Entries from a dataset of interfaces
+++

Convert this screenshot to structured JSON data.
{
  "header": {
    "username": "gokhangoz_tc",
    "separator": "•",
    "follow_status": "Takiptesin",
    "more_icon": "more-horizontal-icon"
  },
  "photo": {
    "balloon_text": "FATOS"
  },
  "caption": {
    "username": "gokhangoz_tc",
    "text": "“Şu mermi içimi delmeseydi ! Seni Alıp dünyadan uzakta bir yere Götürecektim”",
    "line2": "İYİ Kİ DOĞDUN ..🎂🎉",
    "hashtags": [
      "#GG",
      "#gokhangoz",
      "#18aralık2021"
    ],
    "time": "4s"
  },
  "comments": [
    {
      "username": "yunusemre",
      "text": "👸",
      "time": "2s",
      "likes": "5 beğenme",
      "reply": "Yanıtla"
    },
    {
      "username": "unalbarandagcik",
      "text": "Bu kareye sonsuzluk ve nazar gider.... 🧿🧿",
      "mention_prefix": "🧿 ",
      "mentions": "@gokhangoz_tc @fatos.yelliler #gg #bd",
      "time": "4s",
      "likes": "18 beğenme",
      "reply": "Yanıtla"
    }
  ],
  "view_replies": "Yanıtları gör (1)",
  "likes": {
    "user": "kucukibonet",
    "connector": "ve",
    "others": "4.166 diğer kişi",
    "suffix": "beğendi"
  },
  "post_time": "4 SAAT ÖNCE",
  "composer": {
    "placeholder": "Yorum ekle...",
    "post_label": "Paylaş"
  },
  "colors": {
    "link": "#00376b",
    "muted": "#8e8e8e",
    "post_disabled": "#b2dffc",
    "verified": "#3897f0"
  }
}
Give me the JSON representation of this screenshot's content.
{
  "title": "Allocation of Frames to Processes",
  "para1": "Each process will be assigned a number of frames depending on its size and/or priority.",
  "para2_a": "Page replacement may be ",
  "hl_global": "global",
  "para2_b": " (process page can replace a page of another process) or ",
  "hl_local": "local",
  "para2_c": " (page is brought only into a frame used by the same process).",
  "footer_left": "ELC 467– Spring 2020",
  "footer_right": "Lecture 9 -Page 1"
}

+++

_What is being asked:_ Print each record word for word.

_Your solution:_
Convert this screenshot to structured JSON data.
{
  "header": {
    "username": "gokhangoz_tc",
    "separator": "•",
    "follow_status": "Takiptesin",
    "more_icon": "more-horizontal-icon"
  },
  "photo": {
    "balloon_text": "FATOS"
  },
  "caption": {
    "username": "gokhangoz_tc",
    "text": "“Şu mermi içimi delmeseydi ! Seni Alıp dünyadan uzakta bir yere Götürecektim”",
    "line2": "İYİ Kİ DOĞDUN ..🎂🎉",
    "hashtags": [
      "#GG",
      "#gokhangoz",
      "#18aralık2021"
    ],
    "time": "4s"
  },
  "comments": [
    {
      "username": "yunusemre",
      "text": "👸",
      "time": "2s",
      "likes": "5 beğenme",
      "reply": "Yanıtla"
    },
    {
      "username": "unalbarandagcik",
      "text": "Bu kareye sonsuzluk ve nazar gider.... 🧿🧿",
      "mention_prefix": "🧿 ",
      "mentions": "@gokhangoz_tc @fatos.yelliler #gg #bd",
      "time": "4s",
      "likes": "18 beğenme",
      "reply": "Yanıtla"
    }
  ],
  "view_replies": "Yanıtları gör (1)",
  "likes": {
    "user": "kucukibonet",
    "connector": "ve",
    "others": "4.166 diğer kişi",
    "suffix": "beğendi"
  },
  "post_time": "4 SAAT ÖNCE",
  "composer": {
    "placeholder": "Yorum ekle...",
    "post_label": "Paylaş"
  },
  "colors": {
    "link": "#00376b",
    "muted": "#8e8e8e",
    "post_disabled": "#b2dffc",
    "verified": "#3897f0"
  }
}
Give me the JSON representation of this screenshot's content.
{
  "title": "Allocation of Frames to Processes",
  "para1": "Each process will be assigned a number of frames depending on its size and/or priority.",
  "para2_a": "Page replacement may be ",
  "hl_global": "global",
  "para2_b": " (process page can replace a page of another process) or ",
  "hl_local": "local",
  "para2_c": " (page is brought only into a frame used by the same process).",
  "footer_left": "ELC 467– Spring 2020",
  "footer_right": "Lecture 9 -Page 1"
}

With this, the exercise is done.